(2004), "Getting out of the cost box", International Journal of Productivity and Performance Management, Vol. 53 No. 8. https://doi.org/10.1108/ijppm.2004.07953haf.001
Emerald Group Publishing Limited
Copyright © 2004, Emerald Group Publishing Limited
Getting out of the cost box
PA Consulting Group’s international survey of senior information technology (IT) executives – “Getting out of the cost box” – shows that while 85 per cent of chief information officers (CIOs) agree that the perception of IT has improved across the business, their ability to realise long-term value from IT is weak.
CIOs may have improved their ability to manage IT costs over the last two years, but they are struggling to manage new investments in IT. As many as 65 per cent of respondents reported having successfully reduced or controlled IT costs, often by renegotiating suppliers’ contracts. But PA’s survey highlights the difficulties CIOs have in achieving value from future IT investments: 64 per cent of respondents strongly agree that IT projects are linked to business need, but their ability to create business value from these IT projects is less convincing.
David Elton, senior IT strategist at PA Consulting Group, said:

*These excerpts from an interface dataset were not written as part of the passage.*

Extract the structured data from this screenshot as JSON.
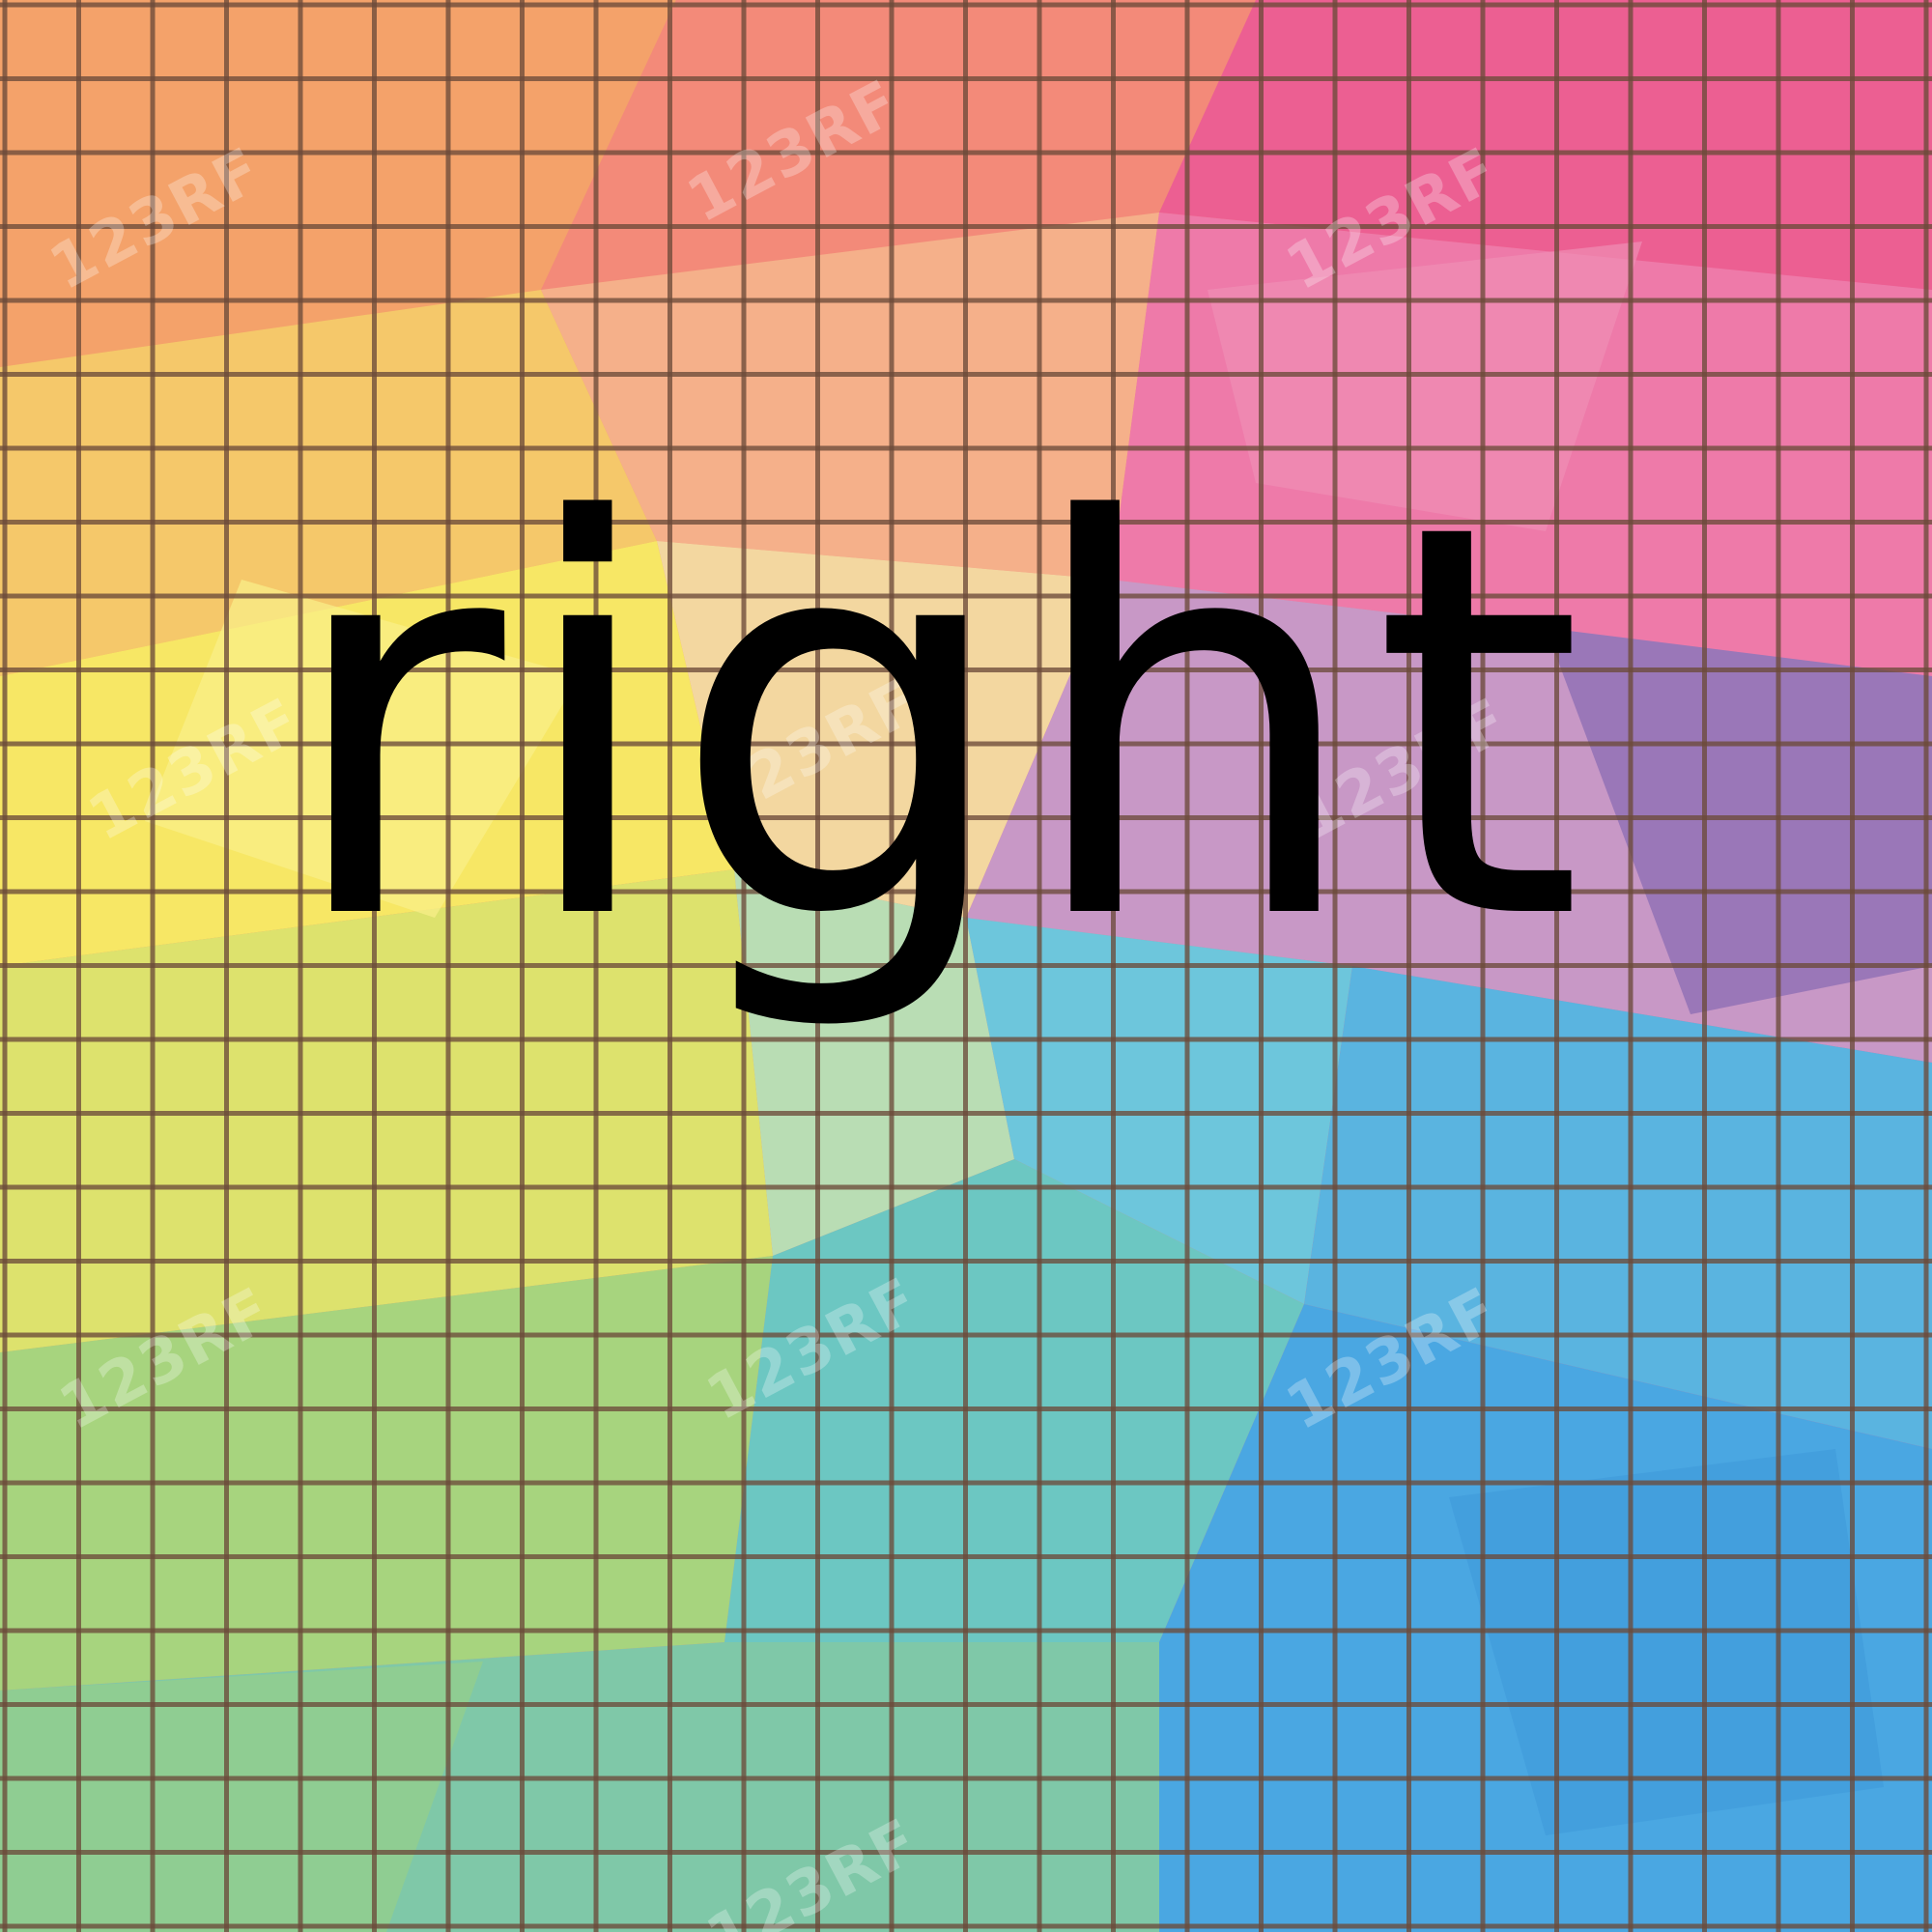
{
  "word": "right",
  "watermark_text": "123RF",
  "colors": {
    "text": "#000000",
    "grid_line": "#6b4a3a",
    "orange": "#f2a66e",
    "pink": "#ee6fa5",
    "yellow": "#f7ec63",
    "green": "#9fd080",
    "cyan": "#55c3de",
    "blue": "#4aa6e2",
    "purple": "#9a77b8"
  }
}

"If CIOs are to live up to the higher level of confidence that they currently command, they need to do more than control their IT spend. If they don’t work out how to define and deliver on the business case for new IT – and our survey says they haven’t – they risk another cycle of business disaffection."
PA’s findings point to five key weaknesses that CIOs need to address:

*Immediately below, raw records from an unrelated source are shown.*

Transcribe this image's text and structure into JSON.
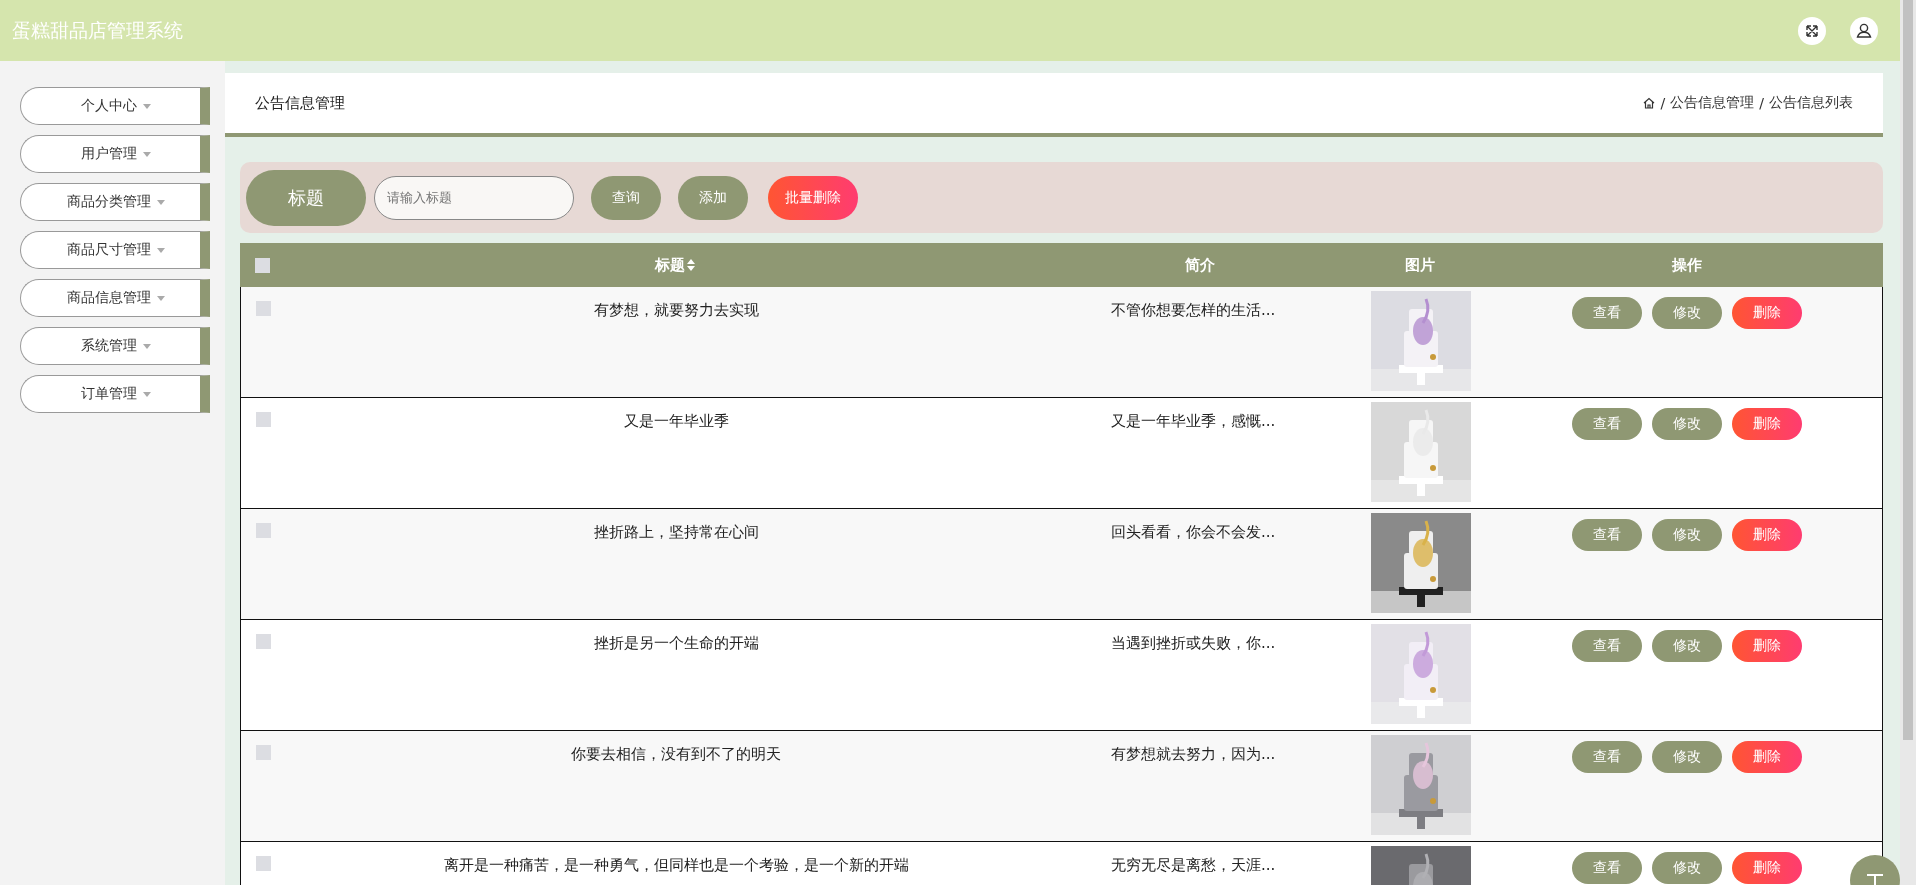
{
  "app": {
    "title": "蛋糕甜品店管理系统"
  },
  "sidebar": {
    "items": [
      {
        "label": "个人中心"
      },
      {
        "label": "用户管理"
      },
      {
        "label": "商品分类管理"
      },
      {
        "label": "商品尺寸管理"
      },
      {
        "label": "商品信息管理"
      },
      {
        "label": "系统管理"
      },
      {
        "label": "订单管理"
      }
    ]
  },
  "page": {
    "title": "公告信息管理",
    "breadcrumb": [
      "公告信息管理",
      "公告信息列表"
    ],
    "breadcrumb_separator": "/"
  },
  "search": {
    "label": "标题",
    "placeholder": "请输入标题",
    "buttons": [
      {
        "label": "查询",
        "kind": "normal"
      },
      {
        "label": "添加",
        "kind": "normal"
      },
      {
        "label": "批量删除",
        "kind": "danger"
      }
    ]
  },
  "table": {
    "select_all": {
      "checked": false
    },
    "columns": [
      "标题",
      "简介",
      "图片",
      "操作"
    ],
    "rows": [
      {
        "checked": false,
        "title": "有梦想，就要努力去实现",
        "intro": "不管你想要怎样的生活...",
        "actions": [
          "查看",
          "修改",
          "删除"
        ]
      },
      {
        "checked": false,
        "title": "又是一年毕业季",
        "intro": "又是一年毕业季，感慨...",
        "actions": [
          "查看",
          "修改",
          "删除"
        ]
      },
      {
        "checked": false,
        "title": "挫折路上，坚持常在心间",
        "intro": "回头看看，你会不会发...",
        "actions": [
          "查看",
          "修改",
          "删除"
        ]
      },
      {
        "checked": false,
        "title": "挫折是另一个生命的开端",
        "intro": "当遇到挫折或失败，你...",
        "actions": [
          "查看",
          "修改",
          "删除"
        ]
      },
      {
        "checked": false,
        "title": "你要去相信，没有到不了的明天",
        "intro": "有梦想就去努力，因为...",
        "actions": [
          "查看",
          "修改",
          "删除"
        ]
      },
      {
        "checked": false,
        "title": "离开是一种痛苦，是一种勇气，但同样也是一个考验，是一个新的开端",
        "intro": "无穷无尽是离愁，天涯...",
        "actions": [
          "查看",
          "修改",
          "删除"
        ]
      }
    ]
  }
}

Confidence in business cases is low. A total of 64 per cent of CIOs strongly agree that IT projects are linked to business need, but only 36 per cent of respondents strongly agree that their organization produces clear business cases before embarking on any IT projects.

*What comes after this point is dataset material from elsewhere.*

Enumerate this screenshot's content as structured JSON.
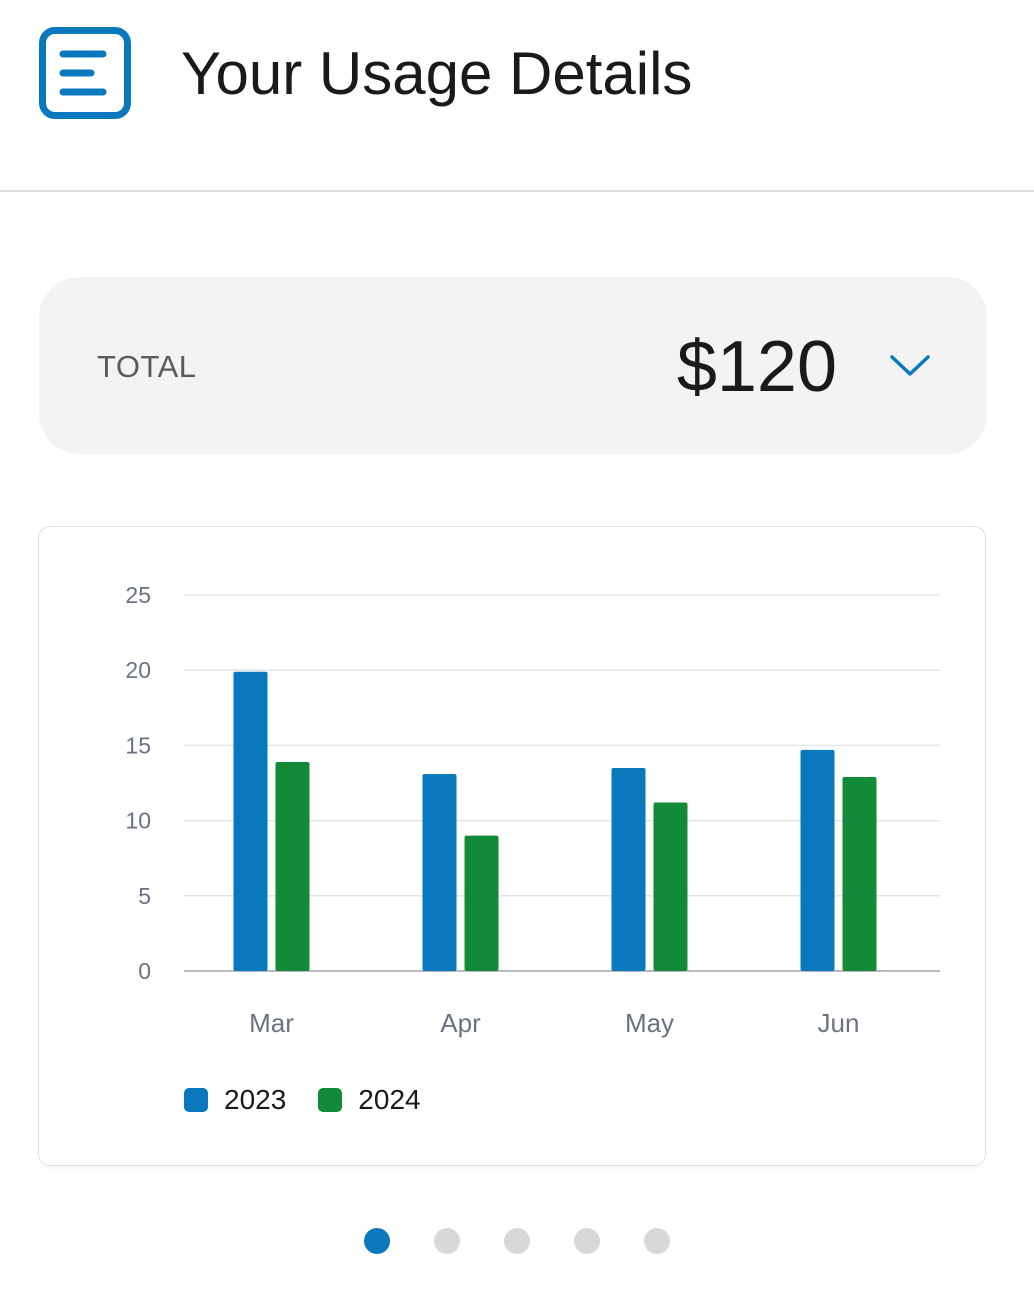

Risks are not understood. CIOs have low confidence in the ability of their organisations to manage the risks rising from business change, with only 21 per cent strongly agreeing they manage risk well.
Technology-led projects deliver less value. Savings made through “pure” IT or technology-led projects are significantly lower than through improved commercial management of IT supply. A total of 73 per cent reported savings from contract renegotiations, but savings from replacing legacy systems and implementing best of breed packages were significantly lower at 47 and 28 per cent, respectively.
Sourcing strategies do not reflect market trends. In making procurement choices, organisations are not distinguishing between commodity and specialist requirements, and in some areas their approach seems upside-down. For infrastructure purchases, the most favoured method (44 per cent) is to use a preferred supplier, but commoditisation of the market means that greater value for money could be sought. For business-specific applications, 92 per cent of respondents agreed that “fit with specific business needs” was “very important”, and yet most respondents (52 per cent) select suppliers via a tendering process.
Commonly used measures are not the best indicators of value. Almost all CIOs measure value, but correlation between measurement and perception of value delivered was not clear for all methods. Only 37 per cent of those who used “reduced cost” to measure value agreed that the perception of value from IT across the organisation was improving. For those using ROI, agreement was 53 per cent, whereas for those using shareholder value it rose to 93 per cent.
No single response to any of these challenges will guarantee success. However, PA believes that mastering the challenges identified in the report will help the CIO in “getting out of the cost box” and becoming a business leader who identifies and realises value through technology.
See www.paconsulting.com/IT for more information.